But as graduation approached, Dorador began to feel disengaged and felt a growing distance between himself and his fellow students. “I had the worst time in career classes,” he said. “They really showed what was impossible for me.”
As an undocumented student, Dorador was going to be unable to legally work after graduation. He worried about how to make a living, and contemplated a return to Arizona to earn a wage in construction with his father. All his hard work, all his talent, would do him little good after graduation.
Amy Lee, director of TRIO services and head of Laney College’s AB540 task force, says she sees many undocumented students with concerns like Dorador’s. “Many students have an end goal in mind, but they are unsure if they can do those things,” she said. “They can go to law school, but can they practice law?”
At the Peralta Colleges, there were 860 students who identified themselves as AB540, and another 746 students who did not provide a social security number and may also qualify. Identifying as AB540 grants in-state tuition to undocumented students who meet certain criteria. They must have attended a California high school for three years, obtained a diploma or GED, be currently enrolled in an accredited public college or university and promise to apply for legal residency as soon as possible.
But since AB540’s passing by Gov. Gray Davis in 2001, a number of other bills have been signed into law, and some federal policies are making it easier for undocumented students like Dorador to receive an education and more importantly, put it to use.
The California Dream Act, passed by Gov. Jerry Brown in 2011, is a set of two state bills aimed at ensuring the accessibility of higher education for undocumented students by providing additional state financial aid through state funding. AB130, which went into effect in January of 2012, allows undocumented students access to private scholarships administered through California public colleges and universities.

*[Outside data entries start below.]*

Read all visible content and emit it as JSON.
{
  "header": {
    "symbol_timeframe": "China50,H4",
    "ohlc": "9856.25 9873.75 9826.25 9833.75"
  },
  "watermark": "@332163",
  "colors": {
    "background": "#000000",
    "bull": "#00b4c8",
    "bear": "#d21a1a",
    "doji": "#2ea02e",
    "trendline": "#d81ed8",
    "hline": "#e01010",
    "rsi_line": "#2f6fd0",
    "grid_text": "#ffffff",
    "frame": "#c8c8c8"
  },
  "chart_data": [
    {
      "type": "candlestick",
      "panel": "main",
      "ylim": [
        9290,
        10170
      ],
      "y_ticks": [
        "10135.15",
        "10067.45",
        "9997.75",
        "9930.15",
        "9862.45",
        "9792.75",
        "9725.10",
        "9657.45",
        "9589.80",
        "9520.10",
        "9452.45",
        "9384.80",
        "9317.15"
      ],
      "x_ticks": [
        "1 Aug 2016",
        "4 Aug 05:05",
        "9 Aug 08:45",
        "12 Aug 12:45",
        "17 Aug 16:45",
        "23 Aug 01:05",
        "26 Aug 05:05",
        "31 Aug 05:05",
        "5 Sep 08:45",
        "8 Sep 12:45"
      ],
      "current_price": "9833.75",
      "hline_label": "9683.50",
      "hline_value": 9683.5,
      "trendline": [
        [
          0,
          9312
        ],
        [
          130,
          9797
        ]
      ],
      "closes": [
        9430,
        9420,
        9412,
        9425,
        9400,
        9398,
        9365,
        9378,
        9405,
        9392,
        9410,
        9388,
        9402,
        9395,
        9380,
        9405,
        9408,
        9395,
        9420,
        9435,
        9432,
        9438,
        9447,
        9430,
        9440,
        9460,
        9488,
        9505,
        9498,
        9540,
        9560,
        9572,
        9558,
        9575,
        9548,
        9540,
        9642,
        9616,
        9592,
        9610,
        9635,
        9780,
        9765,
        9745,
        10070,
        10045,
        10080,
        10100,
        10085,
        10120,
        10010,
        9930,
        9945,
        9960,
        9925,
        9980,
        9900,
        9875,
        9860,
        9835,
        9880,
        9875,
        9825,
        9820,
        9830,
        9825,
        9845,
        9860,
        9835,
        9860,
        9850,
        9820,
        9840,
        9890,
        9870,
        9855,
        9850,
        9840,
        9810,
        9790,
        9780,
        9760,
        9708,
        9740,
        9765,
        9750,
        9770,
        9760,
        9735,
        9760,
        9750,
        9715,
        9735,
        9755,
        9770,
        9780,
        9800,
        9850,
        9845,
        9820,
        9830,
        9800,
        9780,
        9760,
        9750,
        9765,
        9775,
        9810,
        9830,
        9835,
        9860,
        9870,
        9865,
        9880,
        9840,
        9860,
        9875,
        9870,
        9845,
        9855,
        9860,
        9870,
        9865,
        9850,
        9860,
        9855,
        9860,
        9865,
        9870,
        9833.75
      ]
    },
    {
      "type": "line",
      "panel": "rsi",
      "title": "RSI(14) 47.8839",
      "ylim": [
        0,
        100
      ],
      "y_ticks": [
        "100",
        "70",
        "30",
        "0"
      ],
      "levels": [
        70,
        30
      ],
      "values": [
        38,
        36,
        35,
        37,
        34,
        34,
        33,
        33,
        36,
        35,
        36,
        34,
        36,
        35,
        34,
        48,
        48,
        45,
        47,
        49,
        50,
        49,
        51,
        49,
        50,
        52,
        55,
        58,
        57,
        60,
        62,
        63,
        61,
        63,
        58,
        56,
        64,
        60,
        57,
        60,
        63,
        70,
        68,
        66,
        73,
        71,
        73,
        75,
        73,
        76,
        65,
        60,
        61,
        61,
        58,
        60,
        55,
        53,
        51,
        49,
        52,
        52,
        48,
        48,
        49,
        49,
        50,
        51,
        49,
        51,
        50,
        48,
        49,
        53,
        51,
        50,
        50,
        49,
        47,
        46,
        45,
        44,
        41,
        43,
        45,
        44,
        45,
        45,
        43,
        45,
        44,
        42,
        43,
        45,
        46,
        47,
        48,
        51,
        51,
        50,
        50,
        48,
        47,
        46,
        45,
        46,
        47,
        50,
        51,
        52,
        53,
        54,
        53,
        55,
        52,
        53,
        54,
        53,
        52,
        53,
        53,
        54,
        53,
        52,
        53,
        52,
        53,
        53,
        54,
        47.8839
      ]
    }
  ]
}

To complement AB130, AB131 gives undocumented students access to public sources of financial aid including institutional and state grants, the Board of Governor’s Fee Waiver and Extended Opportunity Program and Services (EOPS) aimed at helping students with language, social and economical disadvantages in education.
But to take advantage of the Dream Act, students must take the first step and self-identify as AB540. “Right now, students must come forward on their own,” Lee said, but the process can be confusing, and often times scary for the students.
“It’s difficult for any student to navigate a bureaucracy,” Lee said, and she admits, “There is a risk, and some students are not sure of the outcome or consequences of coming forward.” But Lee also ensures students that coming forward as AB540 is not an admission that you are undocumented.
“The paperwork doesn’t say anything about immigration status,” Lee said. “You can be a U.S. citizen, a permanent resident or undocumented and be AB540. A documented student who has been living in New York for the past two years, but has come back and doesn’t want to pay out-of-state rates can also qualify as AB540.”
For undocumented students, however, the greater risk is deportation, and the inability to work once their education is complete. But a memo signed last June by President Obama is changing that.
Deferred Action for Childhood Arrivals, known as DACA, is policy change implemented by the Department of Homeland Security. Under the new policy, DACA allows certain undocumented aliens to stay in the United States without fear of deportation, and grants a temporary two-year work permit.